> Exercise
Copy out each line of the material below that holds the string "Send".

☆ ☆ ☆

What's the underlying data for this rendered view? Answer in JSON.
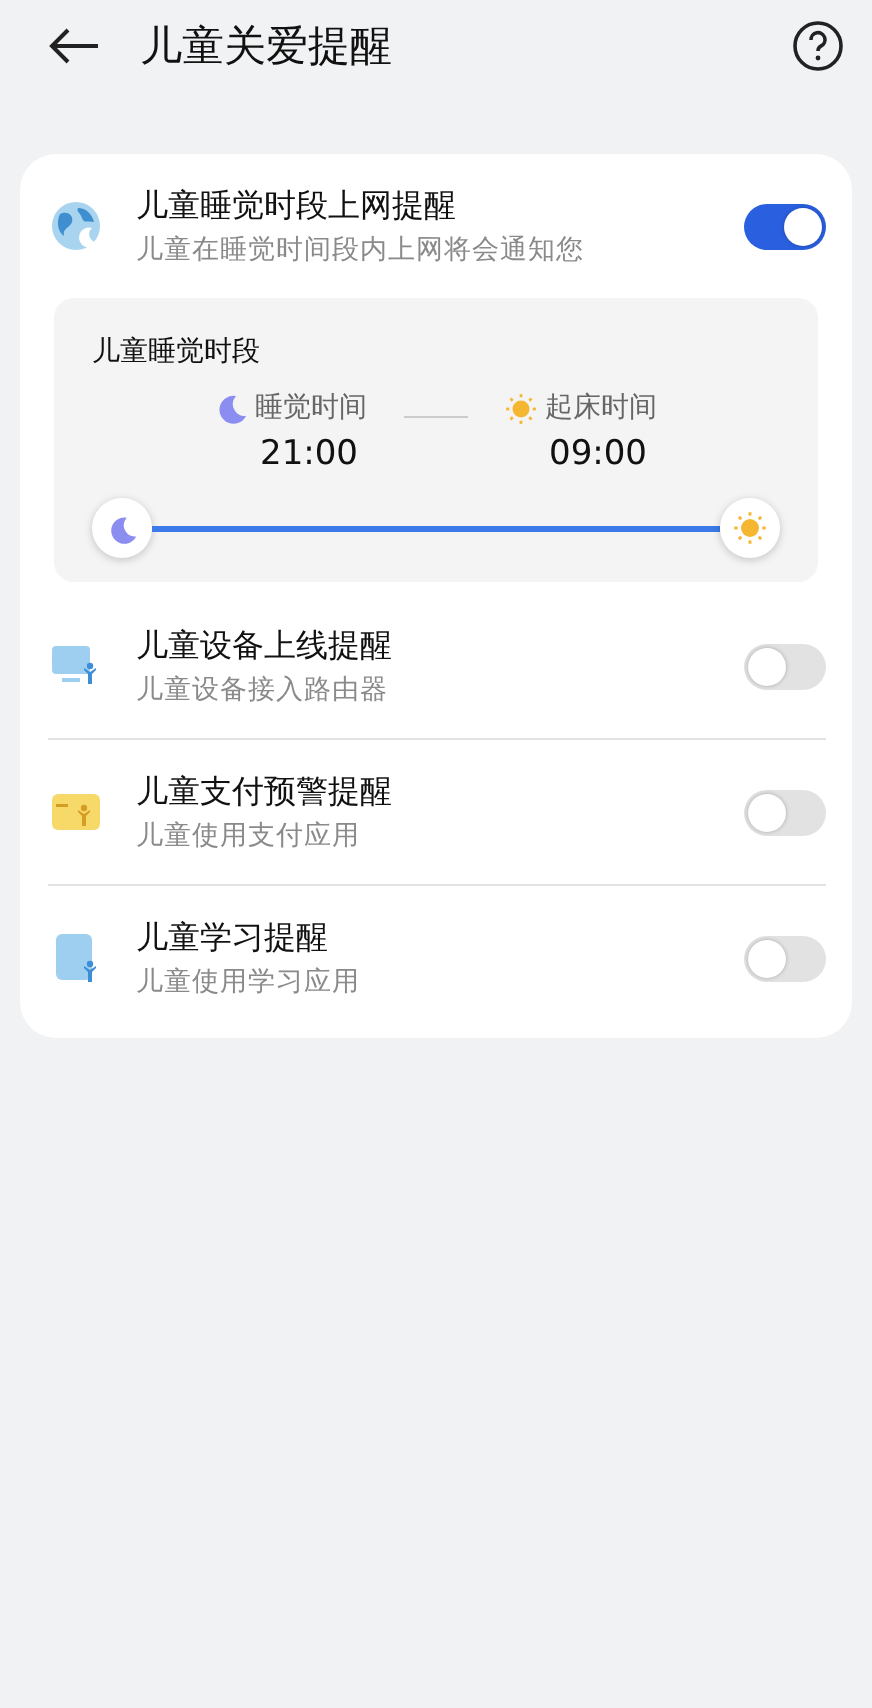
{
  "header": {
    "title": "儿童关爱提醒"
  },
  "items": [
    {
      "title": "儿童睡觉时段上网提醒",
      "subtitle": "儿童在睡觉时间段内上网将会通知您",
      "on": true,
      "panel": {
        "title": "儿童睡觉时段",
        "start_label": "睡觉时间",
        "start_time": "21:00",
        "end_label": "起床时间",
        "end_time": "09:00"
      }
    },
    {
      "title": "儿童设备上线提醒",
      "subtitle": "儿童设备接入路由器",
      "on": false
    },
    {
      "title": "儿童支付预警提醒",
      "subtitle": "儿童使用支付应用",
      "on": false
    },
    {
      "title": "儿童学习提醒",
      "subtitle": "儿童使用学习应用",
      "on": false
    }
  ]
}
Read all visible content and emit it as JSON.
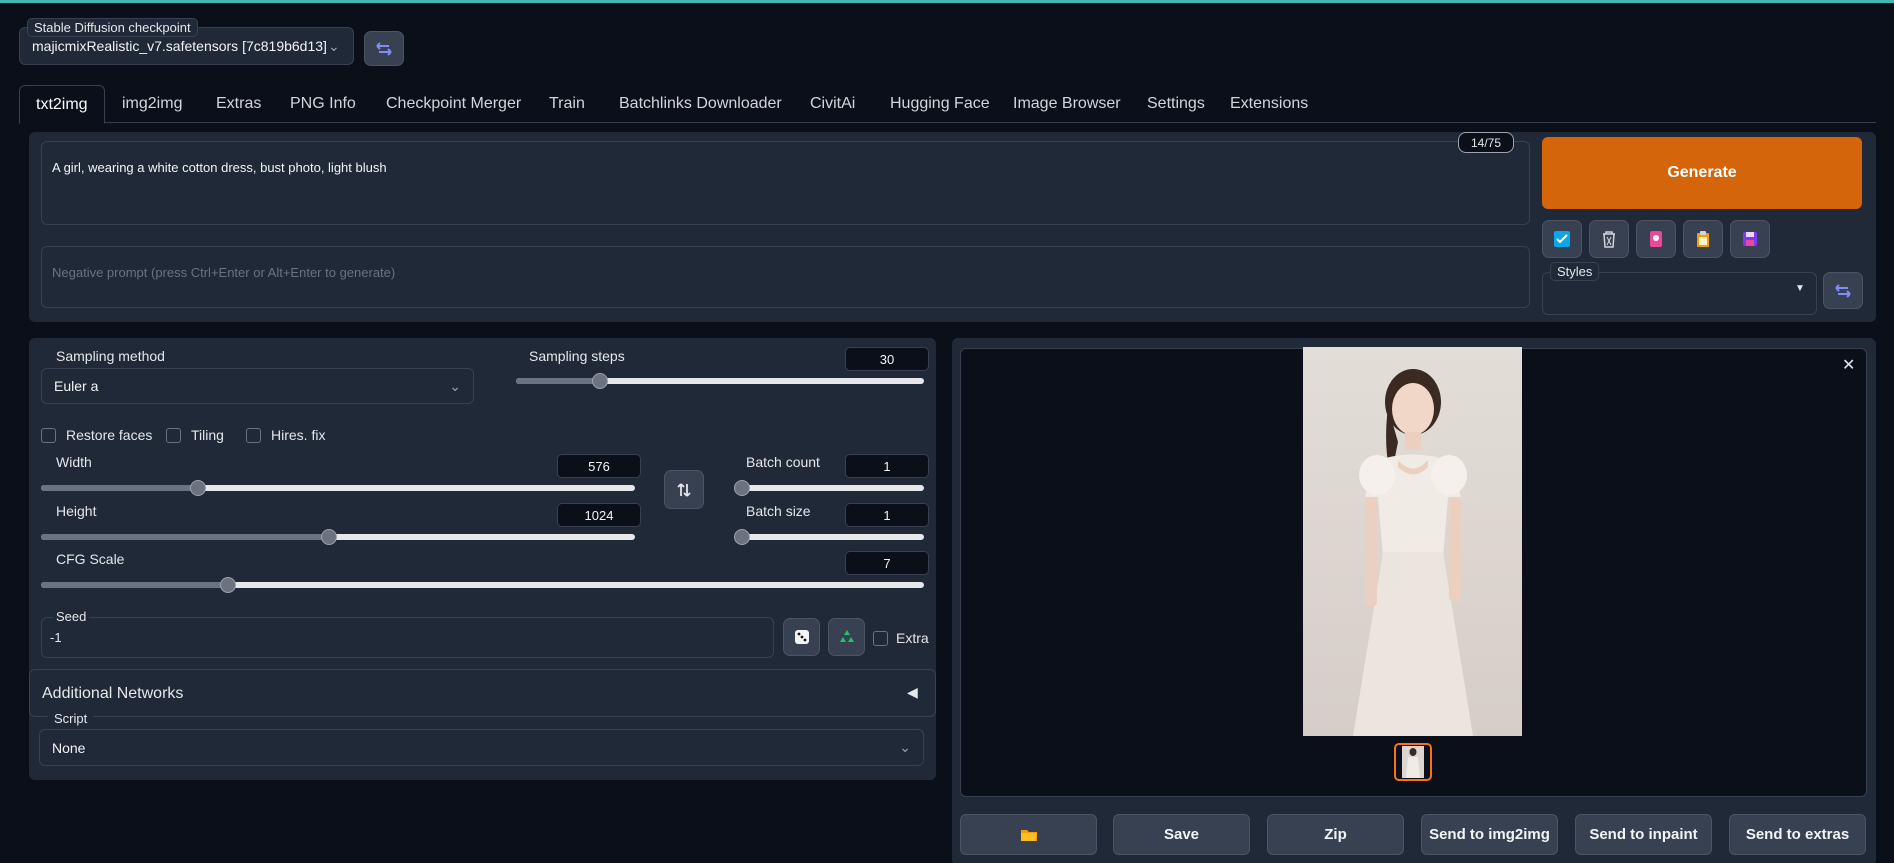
{
  "checkpoint": {
    "label": "Stable Diffusion checkpoint",
    "value": "majicmixRealistic_v7.safetensors [7c819b6d13]"
  },
  "tabs": [
    "txt2img",
    "img2img",
    "Extras",
    "PNG Info",
    "Checkpoint Merger",
    "Train",
    "Batchlinks Downloader",
    "CivitAi",
    "Hugging Face",
    "Image Browser",
    "Settings",
    "Extensions"
  ],
  "prompt": {
    "value": "A girl, wearing a white cotton dress, bust photo, light blush",
    "token_count": "14/75"
  },
  "negative_prompt": {
    "placeholder": "Negative prompt (press Ctrl+Enter or Alt+Enter to generate)"
  },
  "generate_label": "Generate",
  "styles_label": "Styles",
  "sampling_method": {
    "label": "Sampling method",
    "value": "Euler a"
  },
  "sampling_steps": {
    "label": "Sampling steps",
    "value": "30",
    "min": 1,
    "max": 150
  },
  "options": {
    "restore_faces": "Restore faces",
    "tiling": "Tiling",
    "hires_fix": "Hires. fix"
  },
  "width": {
    "label": "Width",
    "value": "576",
    "min": 64,
    "max": 2048
  },
  "height": {
    "label": "Height",
    "value": "1024",
    "min": 64,
    "max": 2048
  },
  "batch_count": {
    "label": "Batch count",
    "value": "1",
    "min": 1,
    "max": 100
  },
  "batch_size": {
    "label": "Batch size",
    "value": "1",
    "min": 1,
    "max": 8
  },
  "cfg_scale": {
    "label": "CFG Scale",
    "value": "7",
    "min": 1,
    "max": 30
  },
  "seed": {
    "label": "Seed",
    "value": "-1",
    "extra": "Extra"
  },
  "additional_networks": "Additional Networks",
  "script": {
    "label": "Script",
    "value": "None"
  },
  "actions": [
    "Save",
    "Zip",
    "Send to img2img",
    "Send to inpaint",
    "Send to extras"
  ],
  "icons": {
    "folder": "folder-icon",
    "dice": "dice-icon",
    "recycle": "recycle-icon"
  },
  "colors": {
    "accent": "#d4650b",
    "background": "#0b0f19",
    "panel": "#1f2937"
  }
}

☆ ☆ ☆

> Response to this exercise
    "Send to img2img",
    "Send to inpaint",
    "Send to extras"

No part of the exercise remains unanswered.